The ICO is likely to continue its focus on certain areas for enforcement. This is commonly taken to mean "fines" but this not always the case – the ICO handed out eight reprimands in the first half of 2022 and 20 in the second half and the trend is for increasing publicity of its enforcement action, so expect more enforcement headlines in 2023.
What will be top of the ICO's naughty list? We expect PECR violations and security breaches to remain at or near the top of the list, but the ICO's 2023 plan sets out that children's privacy and the impact of technology on vulnerable groups will also be an area of focus for the ICO's investigation work in 2023.
Data regulation – beyond data protection in 2023
Data privacy is a key pillar of the data regulation world, but it could be eclipsed by the wave of other data regulation set to tantalise lawyers through 2023. With the advent of the data economy, the regulators have set their horizons beyond just data privacy.
Most notably, the EU has some significant data-related legislation in force or on its way (the Data Governance Act, Data Act, Digital Services Act, Digital Markets Act and more…) and we expect that they will, in some guise, be reflected and influence the approach taken in the UK. However, the current trajectory for the UK in the short term is quite different, with an emphasis on reducing the administrative burden on companies and increasing flexibility – the antithesis to more regulation – but with a similar aim to the EU of improving data sharing and access to data. In any event, there will be lots to keep data teams busy.

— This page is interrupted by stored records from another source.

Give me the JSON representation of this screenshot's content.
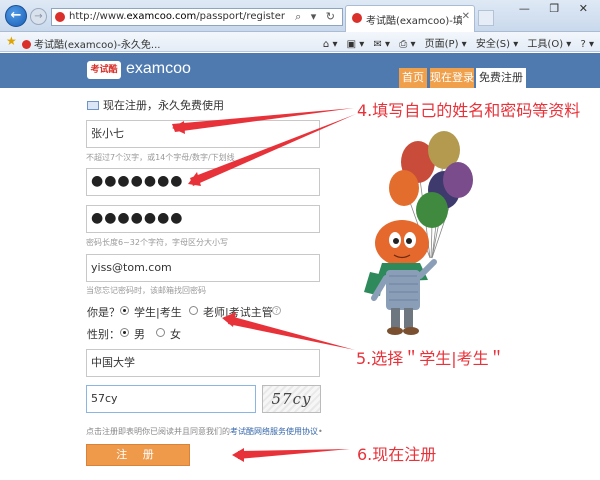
{
  "browser": {
    "address": {
      "prefix": "http://www.",
      "host": "examcoo.com",
      "path": "/passport/register"
    },
    "address_tools": "⌕ ▾ ↻",
    "tab_title": "考试酷(examcoo)-填写注...",
    "window_buttons": "—  ❐  ✕",
    "right_icons": "⌂ ☆ ⚙",
    "favorites_item": "考试酷(examcoo)-永久免...",
    "command_bar": [
      "⌂ ▾",
      "▣ ▾",
      "✉ ▾",
      "⎙ ▾",
      "页面(P) ▾",
      "安全(S) ▾",
      "工具(O) ▾",
      "? ▾"
    ]
  },
  "site": {
    "logo_badge": "考试酷",
    "logo_text": "examcoo",
    "nav": {
      "home": "首页",
      "login": "现在登录",
      "register": "免费注册"
    }
  },
  "form": {
    "title": "现在注册，永久免费使用",
    "name_value": "张小七",
    "name_hint": "不超过7个汉字，或14个字母/数字/下划线",
    "password_value": "●●●●●●●",
    "confirm_value": "●●●●●●●",
    "password_hint": "密码长度6~32个字符，字母区分大小写",
    "email_value": "yiss@tom.com",
    "email_hint": "当您忘记密码时，该邮箱找回密码",
    "role_label": "你是？",
    "role_student": "学生|考生",
    "role_teacher": "老师|考试主管",
    "help_icon": "?",
    "gender_label": "性别：",
    "gender_male": "男",
    "gender_female": "女",
    "school_value": "中国大学",
    "captcha_value": "57cy",
    "captcha_image_text": "57cy",
    "agree_text": "点击注册即表明你已阅读并且同意我们的",
    "agree_link": "考试酷网络服务使用协议",
    "agree_tail": "•",
    "submit_label": "注 册"
  },
  "annotations": {
    "step4": "4.填写自己的姓名和密码等资料",
    "step5": "5.选择＂学生|考生＂",
    "step6": "6.现在注册"
  },
  "colors": {
    "header": "#4f7ab0",
    "accent": "#f0a04b",
    "annotation": "#e8323a"
  }
}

To hear more from our experts on this topic, you can register for our upcoming Dipping into Data webinar on "Beyond privacy – a new era for UK and EU data regulation" on 27 February 2023